I’ve been preparing for this trip – a lot of running, exercising and climbing as much as I can. We usually head out to the desert, where it’s warmer, or Chattanooga. Climbing and running is pretty much my life right now.

As a female climber, how would you suggest other girls start climbing?
Get in with other girlfriends! Climbing with other female friends means there is less pressure and it’s way more fun that way.

Favorite Julbo shades?
I would say the Bora Boras with the Falcon lens. Or the MonteRosas

Friday, February 14, 2014

Old School: Rafting the Colorado River With Wooden Boats

Greg Hatten spoke with unquenchable enthusiasm when talking about his beloved wooden boats. “I’m a throwback kind of guy, and when I saw these boats, I fell in love with them instantly,” he said. “I’m a fly fisherman and would sometimes see the boats floating on the water. I really landed into this culture by chasing steelheads.”

“These boats” are the McKenzie boats, boats specifically designed to run the northwest rivers in the 1930s and 40s. Modeled after the east coast “dories,” they have a high bow, flat bottom, flared sides and a continuous rocker to navigate the Class IV rapids on the McKenzie River.

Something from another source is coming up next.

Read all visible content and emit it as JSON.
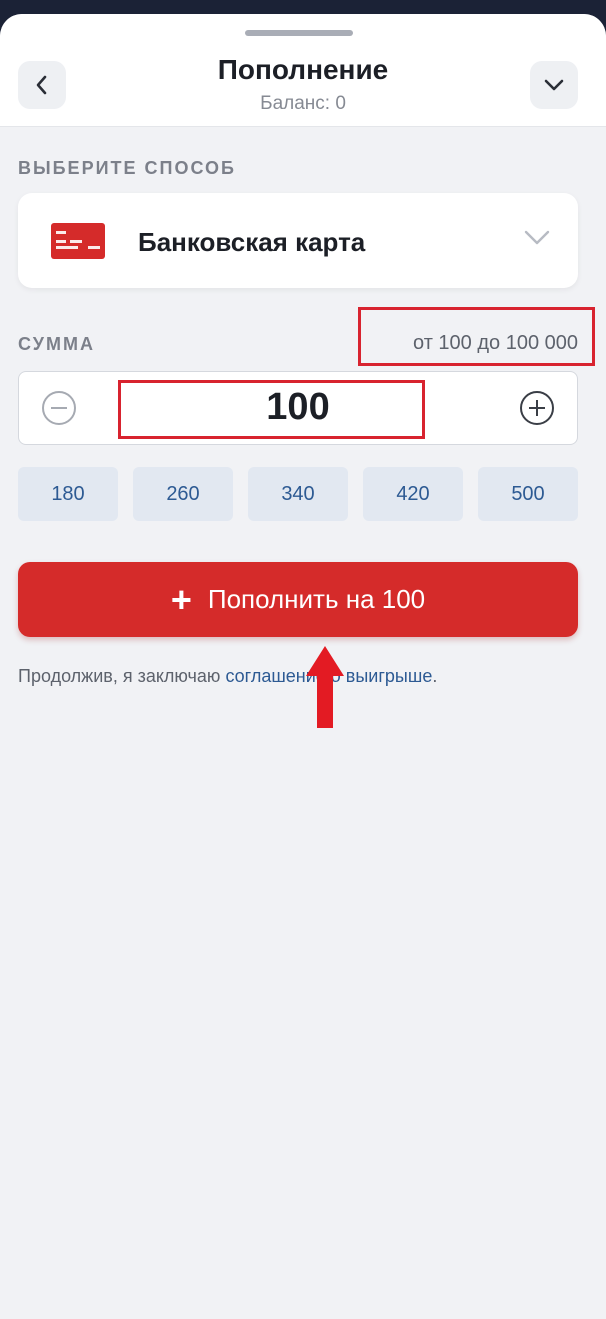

In the 1960s, the boats were brought to the Colorado River. Men were trying to work their way through the Grand Canyon on the wooden boats they had, but without the McKenzie-style rocker, the boats would hit rocks and sink. But Martin Litton, an environmentalist, saw the McKenzie boats when exploring covered bridges in the northwest. He realized they would be perfect for an upcoming Colorado River trip and promptly ordered two: the Portola and the Suzie Too. From there, the boats started a revolution – used as tools to save the Grand Canyon from government destruction in 1962 and 1964. “These boats are the reason that the Grand Canyon is still around today,” assured Hatten.

Over the years, the wooden boats fell out of fashion. Instead, aluminum boats and rubber rafts took over the river rapids. But their unpopularity only made Hatten love the boats more, and he began to recreate McKenzie boats by hand. And when a man who went on the first 1962 and 1964 trips down the Colorado River approached Hatten about recreating the trips, Hatten realized it was time to take his obsession to a new level.

“2012 was the 50-year anniversary of the 1962 trip,” Hatten explained. “So we decided to imitate the journey as closely as we could.” He built an exact replica of the Portola by hand and another craftsman built the Suzie Too. It was a wild 285-mile, 24-day trek through the Grand Canyon. The 16 trip members had a goal of not leaving a trace, careful about where they camped and what they ate; Hatten even dressed in only canvas and wool. And the boats held up perfectly.

The 2014 excursion, the 50-year anniversary of the 1964 trip, is coming up quickly; the two boats are planned to launch on March 2. This particular trip is to specifically commemorate the environmentalists that defeated the Southwest Water Plan, a national measure to dam the Colorado River, which would have flooded the Grand Canyon National park.

In a way, they’re actors in a reenactment play, like the men that play colonists crossing the Delaware with George Washington. But this group is different; they’re all strong athletes willing to survive in the outdoors for nearly an entire month. And not to be left out from historical fun, Julbo is sponsoring the 16 athletes with Wave sunglasses. “I got my first pair of Julbos to climb Mount Rainier,” said Hatten. “I’m looking forward to wearing my new ones, but I’ll still be wearing my Micropore glasses. They’re part of my ‘look.’” Well, we look forward to seeing the bright Julbo Waves paired with wool trousers. Good luck!